Nsolo Camp is situated overlooking a sweeping bend of the Luwi River that runs through the north of South Luangwa National Park. A permanent waterhole sits in the dry riverbed in front of camp which is frequented by an interesting variety of wildlife.
Nsolo Camp is situated overlooking a wide bend of the Luwi River. The camp was named after the local honeyguide bird - Nsolo - and is located directly west of the Nsefu Sector of the Park in a sandy area dominated by mopane trees.
Accommodation consists of four individually designed chalets each on raised wooden decks with high thatched roofs and private verandahs. The rooms are very spacious with reed walls that are broken up by bamboo lattice windows, stylish furnishings made using local materials and ensuite open-air bathrooms.
The central chitenje that houses the dining area, lounge, bar and library has been built in the shade of some lovely mahogany and sausage trees overlooking the dry Luwi riverbed. This is the perfect spot for evening sundowners and dinner outside under the stars.
Nsolo is one of the more historic camps in Zambia. It was sited by Norman Carr in 1987 and Shaddy, the Camp Manager and guide, has been studying the wildlife and conducting walking safaris from this camp for over 10 years.
As with Luwi Camp, this is one of the South Luangwa's more remote, luxury walking safari camps and there is only a limited network of roads in this area.
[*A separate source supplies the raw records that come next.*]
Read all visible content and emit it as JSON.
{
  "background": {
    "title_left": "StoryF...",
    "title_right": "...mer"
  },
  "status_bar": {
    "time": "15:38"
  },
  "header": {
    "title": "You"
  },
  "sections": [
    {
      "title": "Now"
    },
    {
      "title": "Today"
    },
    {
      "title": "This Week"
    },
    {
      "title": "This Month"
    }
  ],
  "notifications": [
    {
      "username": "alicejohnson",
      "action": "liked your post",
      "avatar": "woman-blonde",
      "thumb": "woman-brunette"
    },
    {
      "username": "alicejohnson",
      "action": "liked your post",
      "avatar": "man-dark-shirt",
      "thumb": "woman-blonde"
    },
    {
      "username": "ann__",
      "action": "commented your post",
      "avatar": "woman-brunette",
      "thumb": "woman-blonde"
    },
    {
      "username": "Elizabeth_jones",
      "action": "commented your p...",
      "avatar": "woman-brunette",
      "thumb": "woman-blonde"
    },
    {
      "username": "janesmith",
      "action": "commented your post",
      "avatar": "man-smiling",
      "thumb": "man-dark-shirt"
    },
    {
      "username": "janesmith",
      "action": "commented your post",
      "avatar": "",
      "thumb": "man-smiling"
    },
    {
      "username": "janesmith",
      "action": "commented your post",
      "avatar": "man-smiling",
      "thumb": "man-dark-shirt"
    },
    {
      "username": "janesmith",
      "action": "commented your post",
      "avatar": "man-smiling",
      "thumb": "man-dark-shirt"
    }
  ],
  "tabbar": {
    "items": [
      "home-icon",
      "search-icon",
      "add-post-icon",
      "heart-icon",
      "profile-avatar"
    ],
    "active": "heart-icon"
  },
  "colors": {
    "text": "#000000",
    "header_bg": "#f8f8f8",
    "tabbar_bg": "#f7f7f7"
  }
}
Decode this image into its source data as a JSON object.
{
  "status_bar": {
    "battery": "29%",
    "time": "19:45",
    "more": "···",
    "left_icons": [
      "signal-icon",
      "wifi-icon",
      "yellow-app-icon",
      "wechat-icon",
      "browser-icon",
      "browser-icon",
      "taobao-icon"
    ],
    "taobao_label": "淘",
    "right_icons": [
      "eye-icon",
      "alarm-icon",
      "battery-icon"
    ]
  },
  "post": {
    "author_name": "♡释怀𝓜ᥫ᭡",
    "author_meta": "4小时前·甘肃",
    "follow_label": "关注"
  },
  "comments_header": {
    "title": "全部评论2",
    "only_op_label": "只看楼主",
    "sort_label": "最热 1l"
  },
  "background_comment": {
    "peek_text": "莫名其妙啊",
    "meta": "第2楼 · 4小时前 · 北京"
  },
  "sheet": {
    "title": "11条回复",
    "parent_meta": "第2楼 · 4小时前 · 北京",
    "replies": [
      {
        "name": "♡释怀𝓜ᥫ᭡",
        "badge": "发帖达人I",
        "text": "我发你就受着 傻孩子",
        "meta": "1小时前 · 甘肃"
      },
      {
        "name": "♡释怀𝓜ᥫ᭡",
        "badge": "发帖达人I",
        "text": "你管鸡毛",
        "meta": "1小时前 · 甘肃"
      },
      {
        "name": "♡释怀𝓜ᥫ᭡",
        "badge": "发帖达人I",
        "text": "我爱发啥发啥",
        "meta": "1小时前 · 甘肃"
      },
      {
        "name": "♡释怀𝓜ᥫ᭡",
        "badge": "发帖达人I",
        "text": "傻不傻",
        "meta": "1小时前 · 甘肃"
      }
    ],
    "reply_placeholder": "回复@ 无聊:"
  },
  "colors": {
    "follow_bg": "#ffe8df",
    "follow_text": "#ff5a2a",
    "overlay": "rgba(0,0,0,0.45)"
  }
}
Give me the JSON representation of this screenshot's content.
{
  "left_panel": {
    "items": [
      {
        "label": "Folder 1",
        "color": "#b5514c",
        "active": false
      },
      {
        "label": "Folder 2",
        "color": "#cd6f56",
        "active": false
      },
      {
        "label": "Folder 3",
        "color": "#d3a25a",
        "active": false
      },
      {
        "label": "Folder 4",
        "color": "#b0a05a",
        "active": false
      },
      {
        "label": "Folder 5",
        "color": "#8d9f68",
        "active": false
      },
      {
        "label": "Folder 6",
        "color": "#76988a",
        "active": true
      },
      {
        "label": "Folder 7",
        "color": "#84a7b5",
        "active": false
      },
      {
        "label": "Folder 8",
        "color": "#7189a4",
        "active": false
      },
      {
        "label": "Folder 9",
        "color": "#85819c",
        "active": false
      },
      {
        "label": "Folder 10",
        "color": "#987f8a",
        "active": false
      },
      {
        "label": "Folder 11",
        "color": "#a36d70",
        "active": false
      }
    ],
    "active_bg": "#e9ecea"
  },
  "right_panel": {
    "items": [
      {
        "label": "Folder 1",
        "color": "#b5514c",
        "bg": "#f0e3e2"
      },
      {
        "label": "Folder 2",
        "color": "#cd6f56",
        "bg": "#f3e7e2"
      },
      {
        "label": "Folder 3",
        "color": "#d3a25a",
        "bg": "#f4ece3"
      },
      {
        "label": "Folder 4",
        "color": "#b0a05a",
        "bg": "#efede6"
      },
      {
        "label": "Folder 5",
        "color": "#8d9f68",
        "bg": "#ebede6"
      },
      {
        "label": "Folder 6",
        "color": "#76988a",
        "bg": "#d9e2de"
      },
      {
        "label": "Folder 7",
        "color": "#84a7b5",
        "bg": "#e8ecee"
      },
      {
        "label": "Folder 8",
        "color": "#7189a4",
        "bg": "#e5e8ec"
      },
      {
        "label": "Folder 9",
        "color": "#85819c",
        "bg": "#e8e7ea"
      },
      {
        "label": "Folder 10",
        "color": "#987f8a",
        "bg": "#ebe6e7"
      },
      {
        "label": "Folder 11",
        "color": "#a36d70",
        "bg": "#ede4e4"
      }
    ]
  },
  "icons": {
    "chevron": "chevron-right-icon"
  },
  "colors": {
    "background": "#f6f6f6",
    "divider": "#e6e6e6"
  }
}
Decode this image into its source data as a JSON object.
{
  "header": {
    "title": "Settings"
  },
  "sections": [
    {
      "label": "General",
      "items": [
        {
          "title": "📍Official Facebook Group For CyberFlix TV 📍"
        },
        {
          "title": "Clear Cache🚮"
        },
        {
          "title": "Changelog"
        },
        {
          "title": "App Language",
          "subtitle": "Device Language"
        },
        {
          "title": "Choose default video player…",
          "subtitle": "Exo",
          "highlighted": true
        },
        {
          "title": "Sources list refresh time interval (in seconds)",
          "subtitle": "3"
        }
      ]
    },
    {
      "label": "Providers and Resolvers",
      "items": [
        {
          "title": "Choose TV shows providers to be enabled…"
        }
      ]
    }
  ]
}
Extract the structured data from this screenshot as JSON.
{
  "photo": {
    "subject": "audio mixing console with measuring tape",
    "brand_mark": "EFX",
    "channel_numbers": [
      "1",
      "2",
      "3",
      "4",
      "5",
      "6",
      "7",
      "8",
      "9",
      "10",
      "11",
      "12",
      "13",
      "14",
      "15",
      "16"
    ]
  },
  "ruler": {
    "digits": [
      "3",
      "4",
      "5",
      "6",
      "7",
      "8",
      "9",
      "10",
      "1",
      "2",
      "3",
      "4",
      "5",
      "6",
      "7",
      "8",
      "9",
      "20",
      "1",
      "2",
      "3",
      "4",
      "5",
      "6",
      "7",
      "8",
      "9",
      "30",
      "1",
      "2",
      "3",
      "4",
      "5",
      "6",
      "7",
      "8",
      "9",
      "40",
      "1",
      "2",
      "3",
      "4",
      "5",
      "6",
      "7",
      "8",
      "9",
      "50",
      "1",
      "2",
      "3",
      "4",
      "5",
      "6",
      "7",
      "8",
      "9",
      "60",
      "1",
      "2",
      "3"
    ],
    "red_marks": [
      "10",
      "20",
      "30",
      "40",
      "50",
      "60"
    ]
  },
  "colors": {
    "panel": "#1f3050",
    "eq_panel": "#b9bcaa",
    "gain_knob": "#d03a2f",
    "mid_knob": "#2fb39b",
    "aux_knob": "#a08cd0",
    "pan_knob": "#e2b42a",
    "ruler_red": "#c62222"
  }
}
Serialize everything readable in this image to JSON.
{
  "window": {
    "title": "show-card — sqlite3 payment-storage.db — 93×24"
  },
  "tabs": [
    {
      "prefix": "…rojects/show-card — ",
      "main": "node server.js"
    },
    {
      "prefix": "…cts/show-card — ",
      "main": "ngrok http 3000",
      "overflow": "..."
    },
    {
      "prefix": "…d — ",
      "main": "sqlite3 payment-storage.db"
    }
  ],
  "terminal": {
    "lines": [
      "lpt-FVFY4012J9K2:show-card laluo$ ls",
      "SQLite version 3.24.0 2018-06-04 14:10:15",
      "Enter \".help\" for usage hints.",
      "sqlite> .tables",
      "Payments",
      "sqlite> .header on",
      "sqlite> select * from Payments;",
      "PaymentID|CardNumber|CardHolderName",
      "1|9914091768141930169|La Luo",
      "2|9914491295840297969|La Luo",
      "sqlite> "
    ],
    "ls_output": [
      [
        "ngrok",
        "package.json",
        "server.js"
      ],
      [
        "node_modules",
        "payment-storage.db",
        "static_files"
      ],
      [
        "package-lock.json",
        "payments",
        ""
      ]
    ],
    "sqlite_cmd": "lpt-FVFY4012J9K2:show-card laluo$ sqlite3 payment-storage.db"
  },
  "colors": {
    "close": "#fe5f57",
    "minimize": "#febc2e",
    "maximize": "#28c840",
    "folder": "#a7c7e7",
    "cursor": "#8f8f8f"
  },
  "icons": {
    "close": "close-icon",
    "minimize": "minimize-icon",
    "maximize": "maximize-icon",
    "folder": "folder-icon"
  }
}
As a result most of the gameviewing activities are centered on walking safaris although short night drives are usually offered as well.
The Luwi river system is renowned for its lion population. Various pride territories overlap in this area and the cats use the dry river bed as a thoroughfare and a means not only of locating their prey, who come to drink, but also of locating their rivals who must be warned away.
There are few African experiences more exciting than heading out on a walking safari early in the morning, having heard lions calling through the night, finding fresh tracks and following them up. With voices hushed and hearts beating your mind is suggesting there is a lion behind every bush. This is a true African safari experience. This is big game viewing on foot and at its best.
Owned and operated by Norman Carr Safaris the camp combines well with its sister-camps - Kapani, Mchenja, Kakuli and Luwi - where as you would expect the guiding is of the highest quality.